◆ What needs to be done:
Below are records. Copy every line with "taskbar" in it.

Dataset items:
☆ ☆ ☆ ☆ ☆

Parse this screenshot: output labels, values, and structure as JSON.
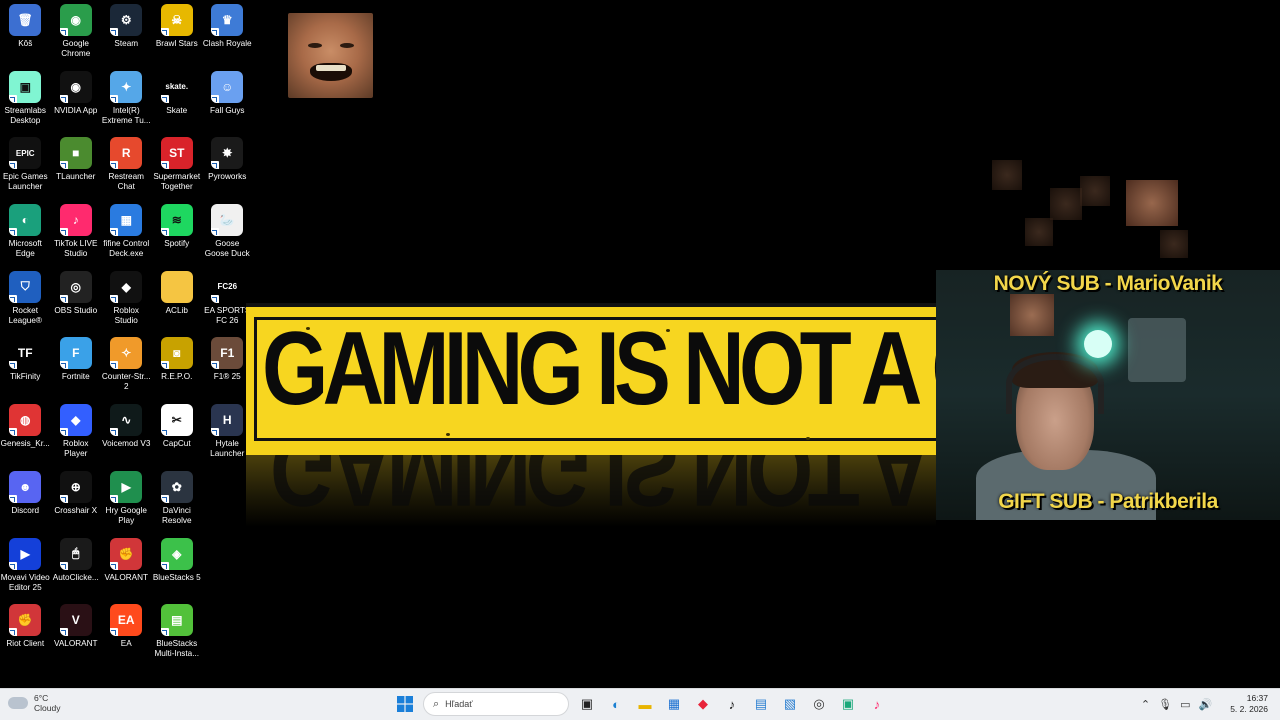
{
  "desktop_icons": [
    {
      "label": "Kôš",
      "icon": "recycle-bin-icon",
      "color": "#3c6fd1",
      "glyph": "🗑"
    },
    {
      "label": "Google Chrome",
      "icon": "chrome-icon",
      "color": "#2a9d4b",
      "glyph": "◉"
    },
    {
      "label": "Steam",
      "icon": "steam-icon",
      "color": "#1b2838",
      "glyph": "⚙"
    },
    {
      "label": "Brawl Stars",
      "icon": "brawl-stars-icon",
      "color": "#e7b800",
      "glyph": "☠"
    },
    {
      "label": "Clash Royale",
      "icon": "clash-royale-icon",
      "color": "#3e7bd6",
      "glyph": "♛"
    },
    {
      "label": "Streamlabs Desktop",
      "icon": "streamlabs-icon",
      "color": "#80f5d2",
      "glyph": "▣"
    },
    {
      "label": "NVIDIA App",
      "icon": "nvidia-icon",
      "color": "#111111",
      "glyph": "◉"
    },
    {
      "label": "Intel(R) Extreme Tu...",
      "icon": "intel-icon",
      "color": "#55a7e8",
      "glyph": "✦"
    },
    {
      "label": "Skate",
      "icon": "skate-icon",
      "color": "#000000",
      "glyph": "skate."
    },
    {
      "label": "Fall Guys",
      "icon": "fall-guys-icon",
      "color": "#6aa0f0",
      "glyph": "☺"
    },
    {
      "label": "Epic Games Launcher",
      "icon": "epic-games-icon",
      "color": "#111111",
      "glyph": "EPIC"
    },
    {
      "label": "TLauncher",
      "icon": "tlauncher-icon",
      "color": "#4b8b2f",
      "glyph": "■"
    },
    {
      "label": "Restream Chat",
      "icon": "restream-icon",
      "color": "#e6492d",
      "glyph": "R"
    },
    {
      "label": "Supermarket Together",
      "icon": "supermarket-together-icon",
      "color": "#d9232a",
      "glyph": "ST"
    },
    {
      "label": "Pyroworks",
      "icon": "pyroworks-icon",
      "color": "#1a1a1a",
      "glyph": "✸"
    },
    {
      "label": "Microsoft Edge",
      "icon": "edge-icon",
      "color": "#1aa07c",
      "glyph": "◐"
    },
    {
      "label": "TikTok LIVE Studio",
      "icon": "tiktok-live-icon",
      "color": "#ff2a6e",
      "glyph": "♪"
    },
    {
      "label": "fifine Control Deck.exe",
      "icon": "fifine-icon",
      "color": "#2a7be0",
      "glyph": "▦"
    },
    {
      "label": "Spotify",
      "icon": "spotify-icon",
      "color": "#1ed760",
      "glyph": "≋"
    },
    {
      "label": "Goose Goose Duck",
      "icon": "goose-goose-duck-icon",
      "color": "#f0f0f0",
      "glyph": "🦢"
    },
    {
      "label": "Rocket League®",
      "icon": "rocket-league-icon",
      "color": "#1f5fbf",
      "glyph": "⛉"
    },
    {
      "label": "OBS Studio",
      "icon": "obs-icon",
      "color": "#222222",
      "glyph": "◎"
    },
    {
      "label": "Roblox Studio",
      "icon": "roblox-studio-icon",
      "color": "#111111",
      "glyph": "◆"
    },
    {
      "label": "ACLib",
      "icon": "folder-icon",
      "color": "#f5c542",
      "glyph": ""
    },
    {
      "label": "EA SPORTS FC 26",
      "icon": "ea-fc-icon",
      "color": "#000000",
      "glyph": "FC26"
    },
    {
      "label": "TikFinity",
      "icon": "tikfinity-icon",
      "color": "#000000",
      "glyph": "TF"
    },
    {
      "label": "Fortnite",
      "icon": "fortnite-icon",
      "color": "#3aa1e8",
      "glyph": "F"
    },
    {
      "label": "Counter-Str... 2",
      "icon": "counter-strike-icon",
      "color": "#f09a2a",
      "glyph": "✧"
    },
    {
      "label": "R.E.P.O.",
      "icon": "repo-icon",
      "color": "#c8a200",
      "glyph": "◙"
    },
    {
      "label": "F1® 25",
      "icon": "f1-icon",
      "color": "#6b4b3a",
      "glyph": "F1"
    },
    {
      "label": "Genesis_Kr...",
      "icon": "genesis-icon",
      "color": "#e03434",
      "glyph": "◍"
    },
    {
      "label": "Roblox Player",
      "icon": "roblox-player-icon",
      "color": "#335fff",
      "glyph": "◆"
    },
    {
      "label": "Voicemod V3",
      "icon": "voicemod-icon",
      "color": "#0f1a1a",
      "glyph": "∿"
    },
    {
      "label": "CapCut",
      "icon": "capcut-icon",
      "color": "#ffffff",
      "glyph": "✂"
    },
    {
      "label": "Hytale Launcher",
      "icon": "hytale-icon",
      "color": "#2a3550",
      "glyph": "H"
    },
    {
      "label": "Discord",
      "icon": "discord-icon",
      "color": "#5865f2",
      "glyph": "☻"
    },
    {
      "label": "Crosshair X",
      "icon": "crosshair-icon",
      "color": "#111111",
      "glyph": "⊕"
    },
    {
      "label": "Hry Google Play",
      "icon": "google-play-icon",
      "color": "#1f8f4e",
      "glyph": "▶"
    },
    {
      "label": "DaVinci Resolve",
      "icon": "davinci-icon",
      "color": "#2b3440",
      "glyph": "✿"
    },
    {
      "label": "",
      "icon": "",
      "color": "",
      "glyph": "",
      "empty": true
    },
    {
      "label": "Movavi Video Editor 25",
      "icon": "movavi-icon",
      "color": "#1440d9",
      "glyph": "▶"
    },
    {
      "label": "AutoClicke...",
      "icon": "autoclicker-icon",
      "color": "#1a1a1a",
      "glyph": "🖱"
    },
    {
      "label": "VALORANT",
      "icon": "valorant-riot-icon",
      "color": "#d13639",
      "glyph": "✊"
    },
    {
      "label": "BlueStacks 5",
      "icon": "bluestacks-icon",
      "color": "#3cc14a",
      "glyph": "◈"
    },
    {
      "label": "",
      "icon": "",
      "color": "",
      "glyph": "",
      "empty": true
    },
    {
      "label": "Riot Client",
      "icon": "riot-client-icon",
      "color": "#d13639",
      "glyph": "✊"
    },
    {
      "label": "VALORANT",
      "icon": "valorant-icon",
      "color": "#2a1015",
      "glyph": "V"
    },
    {
      "label": "EA",
      "icon": "ea-icon",
      "color": "#ff4a1c",
      "glyph": "EA"
    },
    {
      "label": "BlueStacks Multi-Insta...",
      "icon": "bluestacks-multi-icon",
      "color": "#52c13a",
      "glyph": "▤"
    },
    {
      "label": "",
      "icon": "",
      "color": "",
      "glyph": "",
      "empty": true
    }
  ],
  "banner": {
    "headline": "GAMING IS NOT A CRI",
    "reflection": "GAMING IS NOT A CRI"
  },
  "stream_overlay": {
    "top_alert": "NOVÝ SUB - MarioVanik",
    "bottom_alert": "GIFT SUB - Patrikberila",
    "alert_color": "#f2d64a"
  },
  "taskbar": {
    "weather_temp": "6°C",
    "weather_desc": "Cloudy",
    "search_placeholder": "Hľadať",
    "pinned": [
      {
        "name": "task-view-icon",
        "glyph": "▣",
        "color": "#222"
      },
      {
        "name": "edge-taskbar-icon",
        "glyph": "◐",
        "color": "#1a7fd1"
      },
      {
        "name": "file-explorer-icon",
        "glyph": "▬",
        "color": "#e8b400"
      },
      {
        "name": "store-icon",
        "glyph": "▦",
        "color": "#1a6fd1"
      },
      {
        "name": "app-red-diamond-icon",
        "glyph": "◆",
        "color": "#e8243a"
      },
      {
        "name": "tiktok-taskbar-icon",
        "glyph": "♪",
        "color": "#111"
      },
      {
        "name": "notepad-icon",
        "glyph": "▤",
        "color": "#2a7fd1"
      },
      {
        "name": "photos-icon",
        "glyph": "▧",
        "color": "#2a7fd1"
      },
      {
        "name": "obs-taskbar-icon",
        "glyph": "◎",
        "color": "#333"
      },
      {
        "name": "streamlabs-taskbar-icon",
        "glyph": "▣",
        "color": "#1aa87a"
      },
      {
        "name": "tiktok-live-taskbar-icon",
        "glyph": "♪",
        "color": "#ff2a6e"
      }
    ],
    "time": "16:37",
    "date": "5. 2. 2026"
  }
}
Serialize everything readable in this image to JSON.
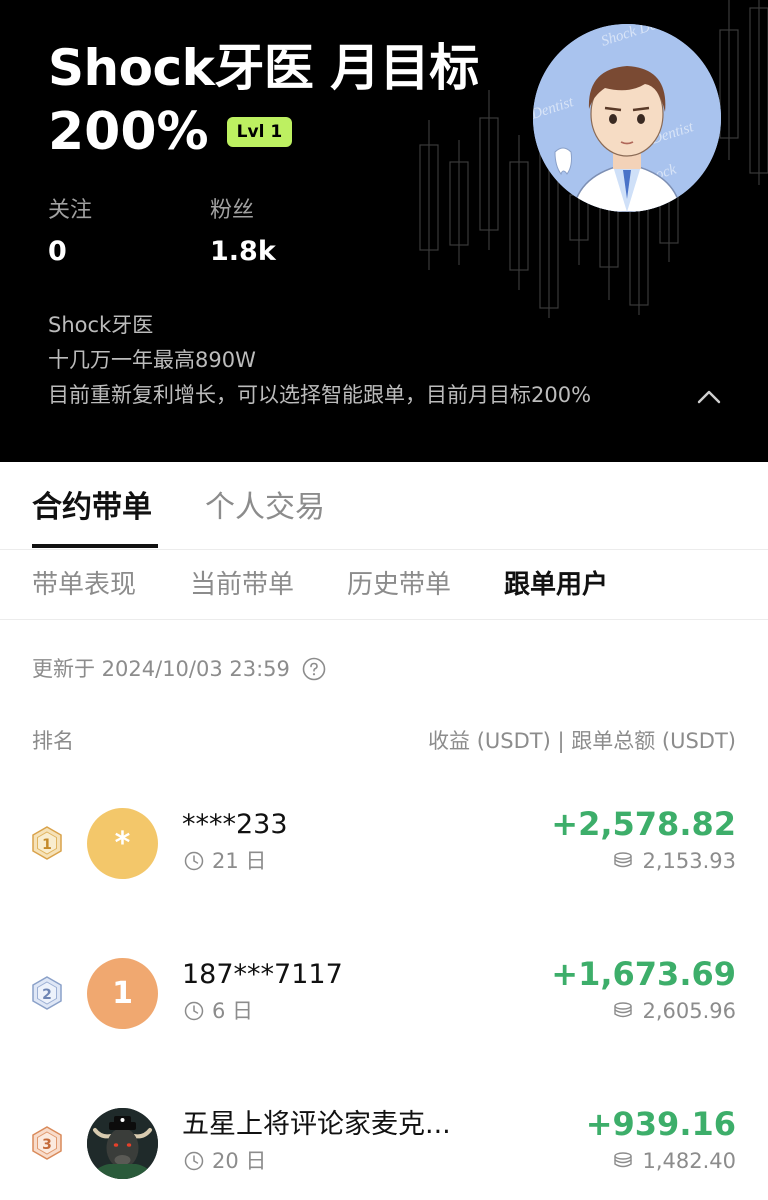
{
  "profile": {
    "title": "Shock牙医 月目标",
    "title_pct": "200%",
    "level": "Lvl 1",
    "stats": [
      {
        "label": "关注",
        "value": "0"
      },
      {
        "label": "粉丝",
        "value": "1.8k"
      }
    ],
    "bio": [
      "Shock牙医",
      "十几万一年最高890W",
      "目前重新复利增长，可以选择智能跟单，目前月目标200%"
    ]
  },
  "main_tabs": [
    {
      "label": "合约带单",
      "active": true
    },
    {
      "label": "个人交易",
      "active": false
    }
  ],
  "sub_tabs": [
    {
      "label": "带单表现",
      "active": false
    },
    {
      "label": "当前带单",
      "active": false
    },
    {
      "label": "历史带单",
      "active": false
    },
    {
      "label": "跟单用户",
      "active": true
    }
  ],
  "updated": "更新于 2024/10/03 23:59",
  "columns": {
    "rank": "排名",
    "right": "收益 (USDT) | 跟单总额 (USDT)"
  },
  "followers": [
    {
      "rank": "1",
      "avatar_text": "*",
      "avatar_color": "#f3c76a",
      "name": "****233",
      "days": "21 日",
      "profit": "+2,578.82",
      "total": "2,153.93"
    },
    {
      "rank": "2",
      "avatar_text": "1",
      "avatar_color": "#f0a870",
      "name": "187***7117",
      "days": "6 日",
      "profit": "+1,673.69",
      "total": "2,605.96"
    },
    {
      "rank": "3",
      "avatar_text": "",
      "avatar_color": "#1f2a2a",
      "name": "五星上将评论家麦克...",
      "days": "20 日",
      "profit": "+939.16",
      "total": "1,482.40"
    }
  ],
  "colors": {
    "profit_green": "#3dae6a",
    "level_badge": "#bdf061",
    "rank_gold": "#d9a24a",
    "rank_silver": "#8aa0c8",
    "rank_bronze": "#d98a5a"
  },
  "icons": [
    "chevron-up-icon",
    "help-circle-icon",
    "clock-icon",
    "coins-icon",
    "rank-badge-icon"
  ]
}
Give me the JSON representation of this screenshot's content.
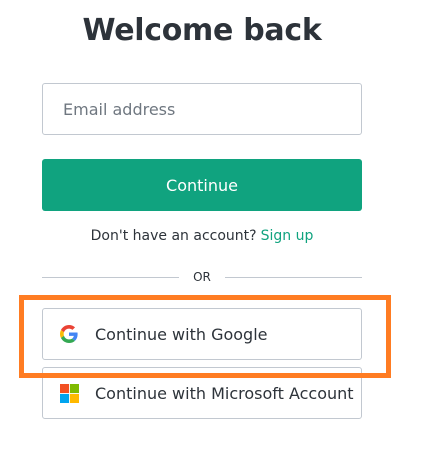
{
  "header": {
    "title": "Welcome back"
  },
  "form": {
    "email_placeholder": "Email address",
    "email_value": "",
    "continue_label": "Continue"
  },
  "signup": {
    "prompt": "Don't have an account?",
    "link_label": "Sign up"
  },
  "divider": {
    "label": "OR"
  },
  "social": {
    "google_label": "Continue with Google",
    "google_icon": "google-icon",
    "microsoft_label": "Continue with Microsoft Account",
    "microsoft_icon": "microsoft-icon"
  },
  "colors": {
    "accent": "#10a37f",
    "text": "#2d333a",
    "border": "#c2c8d0",
    "highlight": "#ff7c22"
  }
}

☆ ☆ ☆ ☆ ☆

◆ Answer box:
  "taskbar": {
        "name": "edge-taskbar-icon",
        "name": "tiktok-taskbar-icon",
        "name": "obs-taskbar-icon",
        "name": "streamlabs-taskbar-icon",
        "name": "tiktok-live-taskbar-icon",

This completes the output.